You never know what to say when you’re up there. Your name is called. There’s a presenter, a certain presenter picked just for you, waiting to hand you the honour, the certificate in this case, the paper of recognition that has your name on it. You walk up and you receive it and then, besides a simple ‘thank you,’ you never know what to say.
This is how it is at these writers’ galas where there are excerpts read and awards given and words spoken and music and laughter and even a lump in your throat when someone says something particularly poignant.
Now, to pat each other on the back for doing what we would do anyway makes me feel a little uneasy and I don’t think I’m the only one who feels this way. A foot needn’t be told how well he’s doing when he takes part in the act of walking, he just keeps taking one step after another because this is what he’s been made to do.
On the other hand, the act of writing does have an unglamorous reality that is carried out in silence and aloneness and often frustration, often with the feeling that you’re walking in the pitch of night, walking and not knowing exactly where you’re going or if it even matters to anyone else. So anything to remind you that you’re not alone can be helpful.
This is how it unfolded not long ago when My Bride and I ran out the front door to attend a certain gala, an evening to see the outcome as some of my newspaper work had been shortlisted. “You mean you don’t even know if you won? Why would you drive all that way if you don’t even know if you’ve won?” my 10-year-old daughter said as we got into the car.
So, when I was called to the front later that evening, this is what came to mind to share. That my ever pragmatic little girl, who is a young writer of sorts herself, would be proud and happy to know that this drive – it wasn’t’ that far, really – wasn’t a total waste of fuel.
But something else happened, as it often does at these events. At the hall entrance there was a quote, not entirely hidden but likely not read by many either, a line by Helen Keller, arguably the 20th century’s most well-known blind person, a champion of many just causes, not the least of which was to find the light in her own day-to-day in darkness.
“I cannot do everything,” is what she said. “But I can do something. I will not refuse to do the something that I can.”
I read it and then I forgot about it. No, Helen Keller or her words did not come to mind even when I walked to the front and looked at my particular presenter and positioned myself in the right place, held his hand, held the certificate together with him, and looked at the camera for the cheesy photo and wondered if it was all okay. I hoped it was because my presenter, in fact, was blind.

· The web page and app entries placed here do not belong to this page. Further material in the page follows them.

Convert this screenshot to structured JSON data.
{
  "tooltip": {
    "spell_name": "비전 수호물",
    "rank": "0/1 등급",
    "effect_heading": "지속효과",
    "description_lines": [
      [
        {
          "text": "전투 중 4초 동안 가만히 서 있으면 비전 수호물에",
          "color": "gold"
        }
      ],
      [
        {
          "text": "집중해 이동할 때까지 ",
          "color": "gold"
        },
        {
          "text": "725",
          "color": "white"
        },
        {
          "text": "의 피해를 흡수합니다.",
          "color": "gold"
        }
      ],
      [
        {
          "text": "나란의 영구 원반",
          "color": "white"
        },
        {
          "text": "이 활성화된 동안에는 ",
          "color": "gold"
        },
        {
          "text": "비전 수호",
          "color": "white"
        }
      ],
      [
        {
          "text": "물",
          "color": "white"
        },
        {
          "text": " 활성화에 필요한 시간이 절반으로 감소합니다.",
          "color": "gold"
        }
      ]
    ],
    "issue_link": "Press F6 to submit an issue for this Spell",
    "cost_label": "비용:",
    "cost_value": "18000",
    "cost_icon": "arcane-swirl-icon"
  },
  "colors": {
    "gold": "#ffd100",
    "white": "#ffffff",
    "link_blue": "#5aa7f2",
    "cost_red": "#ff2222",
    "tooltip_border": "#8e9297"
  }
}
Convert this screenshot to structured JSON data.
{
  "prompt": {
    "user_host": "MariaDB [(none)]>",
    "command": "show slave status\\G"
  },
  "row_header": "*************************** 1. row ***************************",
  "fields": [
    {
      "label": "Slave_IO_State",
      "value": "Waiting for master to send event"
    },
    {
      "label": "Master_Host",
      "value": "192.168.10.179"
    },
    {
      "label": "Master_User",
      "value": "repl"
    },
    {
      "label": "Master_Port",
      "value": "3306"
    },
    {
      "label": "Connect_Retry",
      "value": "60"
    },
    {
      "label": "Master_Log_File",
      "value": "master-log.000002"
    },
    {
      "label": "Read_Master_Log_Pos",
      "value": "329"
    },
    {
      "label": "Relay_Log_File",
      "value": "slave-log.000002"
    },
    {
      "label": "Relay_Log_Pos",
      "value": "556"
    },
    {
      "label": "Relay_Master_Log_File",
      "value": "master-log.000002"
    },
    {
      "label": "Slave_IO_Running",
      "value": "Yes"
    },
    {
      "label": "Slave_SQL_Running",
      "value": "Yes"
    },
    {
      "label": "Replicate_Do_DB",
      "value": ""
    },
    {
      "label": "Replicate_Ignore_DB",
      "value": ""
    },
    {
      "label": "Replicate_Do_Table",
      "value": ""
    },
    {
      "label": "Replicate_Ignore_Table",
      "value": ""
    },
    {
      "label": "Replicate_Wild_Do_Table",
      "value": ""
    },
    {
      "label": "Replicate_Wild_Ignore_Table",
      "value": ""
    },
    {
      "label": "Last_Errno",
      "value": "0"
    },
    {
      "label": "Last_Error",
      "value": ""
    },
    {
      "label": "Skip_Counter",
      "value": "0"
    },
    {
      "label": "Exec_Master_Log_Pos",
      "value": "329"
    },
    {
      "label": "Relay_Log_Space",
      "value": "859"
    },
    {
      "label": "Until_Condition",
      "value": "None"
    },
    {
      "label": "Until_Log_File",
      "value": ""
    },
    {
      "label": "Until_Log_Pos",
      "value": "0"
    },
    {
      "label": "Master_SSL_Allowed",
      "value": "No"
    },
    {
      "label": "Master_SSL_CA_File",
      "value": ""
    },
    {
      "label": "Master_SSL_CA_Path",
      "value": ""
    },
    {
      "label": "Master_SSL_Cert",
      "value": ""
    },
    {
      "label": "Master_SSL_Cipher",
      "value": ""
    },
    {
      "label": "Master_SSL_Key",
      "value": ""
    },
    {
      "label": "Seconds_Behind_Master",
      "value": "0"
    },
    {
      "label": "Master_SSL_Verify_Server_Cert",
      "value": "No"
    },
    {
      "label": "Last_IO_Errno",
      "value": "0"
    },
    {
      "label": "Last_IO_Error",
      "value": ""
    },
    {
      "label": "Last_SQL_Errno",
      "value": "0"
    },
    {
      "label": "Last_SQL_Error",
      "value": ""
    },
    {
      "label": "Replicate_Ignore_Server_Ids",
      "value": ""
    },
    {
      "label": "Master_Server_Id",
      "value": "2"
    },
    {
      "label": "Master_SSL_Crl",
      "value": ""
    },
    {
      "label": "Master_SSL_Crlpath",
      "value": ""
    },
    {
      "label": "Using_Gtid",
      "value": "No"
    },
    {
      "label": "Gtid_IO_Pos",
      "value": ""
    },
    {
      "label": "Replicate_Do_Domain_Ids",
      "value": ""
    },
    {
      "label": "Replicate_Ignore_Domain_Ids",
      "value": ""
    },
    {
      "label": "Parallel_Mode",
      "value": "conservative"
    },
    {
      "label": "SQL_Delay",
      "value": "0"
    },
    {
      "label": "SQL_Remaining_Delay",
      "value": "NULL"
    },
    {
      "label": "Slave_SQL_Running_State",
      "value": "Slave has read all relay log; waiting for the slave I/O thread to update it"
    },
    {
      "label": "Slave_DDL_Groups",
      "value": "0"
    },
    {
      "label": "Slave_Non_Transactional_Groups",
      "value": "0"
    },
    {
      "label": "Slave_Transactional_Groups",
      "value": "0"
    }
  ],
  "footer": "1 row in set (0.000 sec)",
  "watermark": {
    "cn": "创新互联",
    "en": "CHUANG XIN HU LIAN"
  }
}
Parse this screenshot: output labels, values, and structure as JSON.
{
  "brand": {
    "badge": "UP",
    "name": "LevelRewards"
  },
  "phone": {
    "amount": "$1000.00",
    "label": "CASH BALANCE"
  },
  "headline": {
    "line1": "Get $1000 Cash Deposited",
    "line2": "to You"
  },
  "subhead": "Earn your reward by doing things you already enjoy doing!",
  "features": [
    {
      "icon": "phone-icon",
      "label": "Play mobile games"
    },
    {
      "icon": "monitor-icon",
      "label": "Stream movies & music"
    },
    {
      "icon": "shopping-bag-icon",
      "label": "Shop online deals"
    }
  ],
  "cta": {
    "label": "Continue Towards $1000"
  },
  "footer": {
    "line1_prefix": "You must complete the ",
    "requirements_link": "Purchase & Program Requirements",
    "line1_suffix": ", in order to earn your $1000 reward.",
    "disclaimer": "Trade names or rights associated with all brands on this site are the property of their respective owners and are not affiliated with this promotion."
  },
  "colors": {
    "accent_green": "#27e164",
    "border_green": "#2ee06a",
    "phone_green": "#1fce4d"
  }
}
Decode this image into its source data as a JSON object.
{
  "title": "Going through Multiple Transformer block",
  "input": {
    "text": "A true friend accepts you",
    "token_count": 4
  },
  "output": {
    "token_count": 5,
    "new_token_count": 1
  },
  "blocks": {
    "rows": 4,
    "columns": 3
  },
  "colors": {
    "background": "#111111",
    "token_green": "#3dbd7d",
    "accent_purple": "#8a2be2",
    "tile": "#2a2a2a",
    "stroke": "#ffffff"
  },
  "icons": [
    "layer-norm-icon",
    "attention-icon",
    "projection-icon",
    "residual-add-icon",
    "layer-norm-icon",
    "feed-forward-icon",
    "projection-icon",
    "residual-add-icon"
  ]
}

He had been slowly led up to the podium by a woman, his guide, and then down the stairs back to his seat when he and I were finished. It wasn’t until later when I got the chance to say to him that of all the presenters I could have had, I was glad he had been chosen for me, this blind man who, I then learned, makes his living by reading audio books by Braille.
And even then, when I was talking to this blind man, I didn’t think of blind Helen Keller or her words. No, I made no connection at all. It was only later when I had a minute to think, a minute to myself, and when I looked at the words I had copied in my notebook, that it all began to take shape and give meaning.
No, I cannot do everything. None of us can. But I can do something. I can get up and walk. Any of us can.